Fun with Political Geography

My students and I had fun discussing political geography today.  For instance, take a look at these two maps side […]

My students and I had fun discussing political geography today.  For instance, take a look at these two maps side by side.  First, we have the presidential electoral map from 1860, from the National Atlas of the United States:

 

800px-1860_Electoral_Map

 

Then we have this recent study, from Open Left, depicting how white men (the only ones eligible to vote in 1860) voted in 2008:

 

whitemenxh3

 

Now, obviously it would be very easy to overdraw an analysis from these two maps.  And indeed, I think Open Left is a bit too Whiggish (despite trying not to be Whiggish) about the links between the expansion of voting rights and the election of Progressive presidential candidates–after all, the expanded electorate has certainly elected its share of conservative Presidents.

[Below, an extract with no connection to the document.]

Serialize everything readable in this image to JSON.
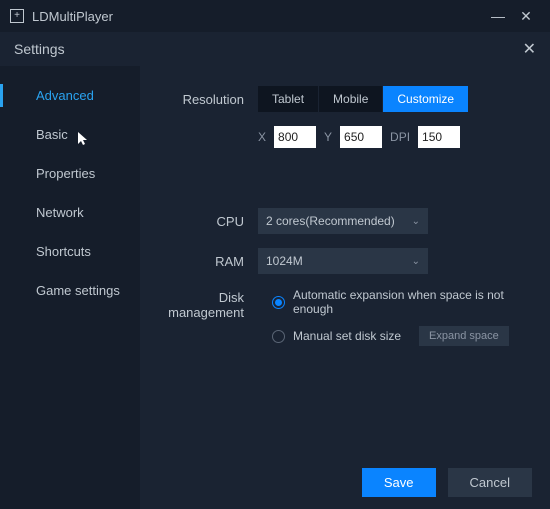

But it’s still pretty interesting.

 

This article originally appeared in issue 10.1 (October, 2009).


Jeffrey L. Pasley is associate professor of history at the University of Missouri and the author of “The Tyranny of Printers”: Newspaper Politics in the Early American Republic (2001), along with numerous articles and book chapters, most recently the entry on Philip Freneau in Greil Marcus’s forthcoming New Literary History of America. He is currently completing a book on the presidential election of 1796 for the University Press of Kansas and also writes the blog Publick Occurrences 2.0 for some Website called Common-place.